TAMPA, Fla. (WFLA) — Despite flamingos being nearly synonymous with Florida, the birds themselves aren’t too common throughout the Sunshine State.

Floridians across the Gulf Coast are reporting unusual sightings of colorful flamingos as far north as the Panhandle area following Hurricane Idalia.

According to the Florida Fish and Wildlife Conservation Commission (FWC), 95% of flamingo sightings occur within the Everglades, Biscayne Bay, and the Florida Keys. But after Idalia swept up the Gulf coast, it appeared to have left several flamboyances – the term for a group of flamingos – in its wake.

Sightings were reported from Sanibel Island, near Fort Myers, to St. Marks, south of Tallahassee.

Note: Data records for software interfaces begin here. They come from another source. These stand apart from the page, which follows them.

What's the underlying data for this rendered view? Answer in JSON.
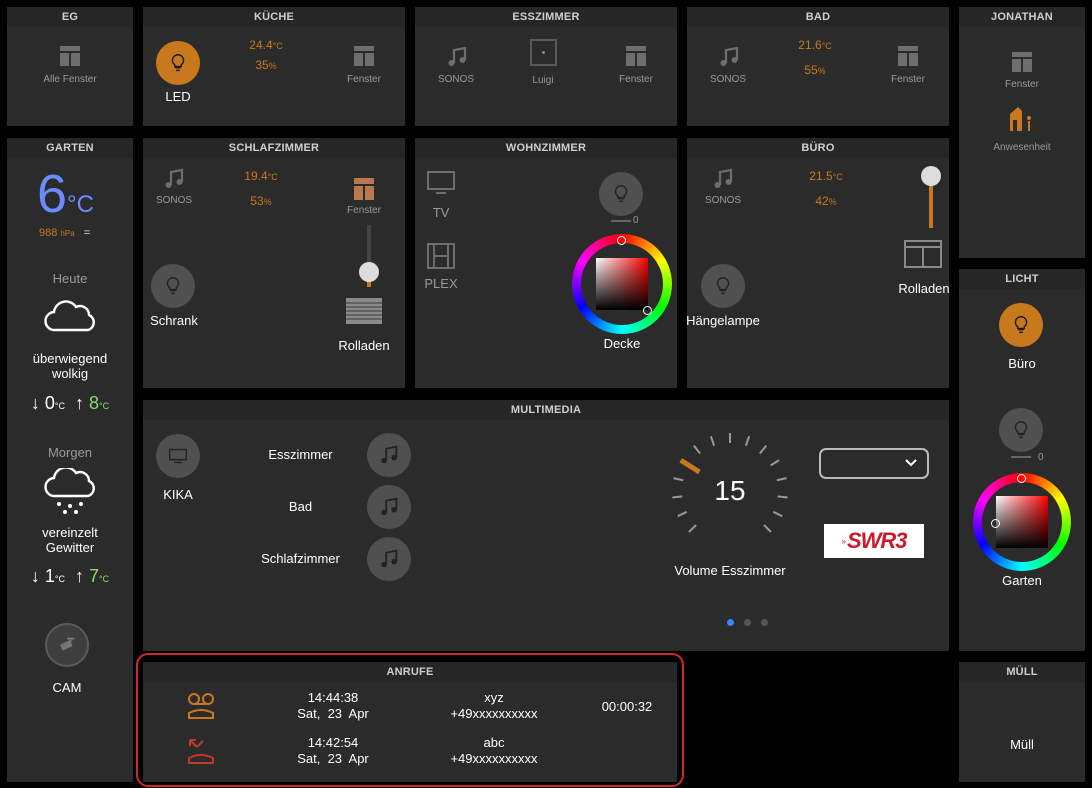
{
  "panels": {
    "eg": {
      "title": "EG",
      "label": "Alle Fenster"
    },
    "kueche": {
      "title": "KÜCHE",
      "light": "LED",
      "temp": "24.4",
      "temp_unit": "°C",
      "hum": "35",
      "hum_unit": "%",
      "window": "Fenster"
    },
    "esszimmer": {
      "title": "ESSZIMMER",
      "sonos": "SONOS",
      "luigi": "Luigi",
      "window": "Fenster"
    },
    "bad": {
      "title": "BAD",
      "sonos": "SONOS",
      "temp": "21.6",
      "temp_unit": "°C",
      "hum": "55",
      "hum_unit": "%",
      "window": "Fenster"
    },
    "jonathan": {
      "title": "JONATHAN",
      "window": "Fenster",
      "presence": "Anwesenheit"
    },
    "garten": {
      "title": "GARTEN",
      "temp": "6",
      "temp_unit": "°C",
      "pressure": "988",
      "pressure_unit": "hPa",
      "trend": "=",
      "today_label": "Heute",
      "today_desc": "überwiegend wolkig",
      "today_min": "0",
      "today_max": "8",
      "tomorrow_label": "Morgen",
      "tomorrow_desc": "vereinzelt Gewitter",
      "tomorrow_min": "1",
      "tomorrow_max": "7",
      "deg_unit": "°C",
      "cam": "CAM"
    },
    "schlafzimmer": {
      "title": "SCHLAFZIMMER",
      "sonos": "SONOS",
      "temp": "19.4",
      "temp_unit": "°C",
      "hum": "53",
      "hum_unit": "%",
      "window": "Fenster",
      "light": "Schrank",
      "shutter": "Rolladen",
      "slider_level": 0.25
    },
    "wohnzimmer": {
      "title": "WOHNZIMMER",
      "tv": "TV",
      "plex": "PLEX",
      "dimmer_value": "0",
      "light": "Decke"
    },
    "buero": {
      "title": "BÜRO",
      "sonos": "SONOS",
      "temp": "21.5",
      "temp_unit": "°C",
      "hum": "42",
      "hum_unit": "%",
      "light": "Hängelampe",
      "shutter": "Rolladen",
      "slider_level": 1.0
    },
    "licht": {
      "title": "LICHT",
      "light1": "Büro",
      "dimmer_value": "0",
      "light2": "Garten"
    },
    "multimedia": {
      "title": "MULTIMEDIA",
      "tv_label": "KIKA",
      "rooms": [
        "Esszimmer",
        "Bad",
        "Schlafzimmer"
      ],
      "volume": "15",
      "volume_label": "Volume Esszimmer",
      "volume_level": 0.15,
      "dropdown_value": "",
      "station_logo": "SWR3",
      "page_index": 0,
      "page_count": 3
    },
    "anrufe": {
      "title": "ANRUFE",
      "calls": [
        {
          "type": "voicemail-icon",
          "time": "14:44:38",
          "date": "Sat,  23  Apr",
          "name": "xyz",
          "number": "+49xxxxxxxxxx",
          "duration": "00:00:32"
        },
        {
          "type": "missed-call-icon",
          "time": "14:42:54",
          "date": "Sat,  23  Apr",
          "name": "abc",
          "number": "+49xxxxxxxxxx",
          "duration": ""
        }
      ]
    },
    "muell": {
      "title": "MÜLL",
      "label": "Müll"
    }
  },
  "colors": {
    "accent": "#c8791d",
    "temp_blue": "#6b8cff",
    "max_green": "#8bdc6a",
    "missed_red": "#c0392b",
    "highlight": "#d42828"
  }
}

The birds are native to Venezuela, Mexico and the Caribbean, according to the FWC, so is it possible they were carried up north with Hurricane Idalia?

A wildlife expert told the Fort Myers News-Press that is likely the case.

“There’s no way they’re not storm birds. The question is, where did they come from?” Keith Laakkonen, director of the Corkscrew Swamp Sanctuary in Naples, told the News-Press. “Was it Cuba or Mexico? There are good populations in the Yucatan, and several of the birds that were seen were juveniles, so these birds were from a breeding population.”

(Courtesy St. Marks Wildlife Refuge)

St. Marks already had a famous hurricane-riding flamingo before Idalia came along. A storm with a similar track to Idalia, Hurricane Michael, left behind a lone American flamingo at St. Marks Wildlife Refuge in 2018.

The solitary shore bird became a celebrity among park guests and staff, who named it Pinky. It was the first wild flamingo spotted in the area since 1995, according to the News-Press, when Hurricane Allison carried one in. 

Nearly five years after the storm, Pinky still hangs out in the salt flats around St. Marks, but now it appears to have found some friends – a flamboyance of its own.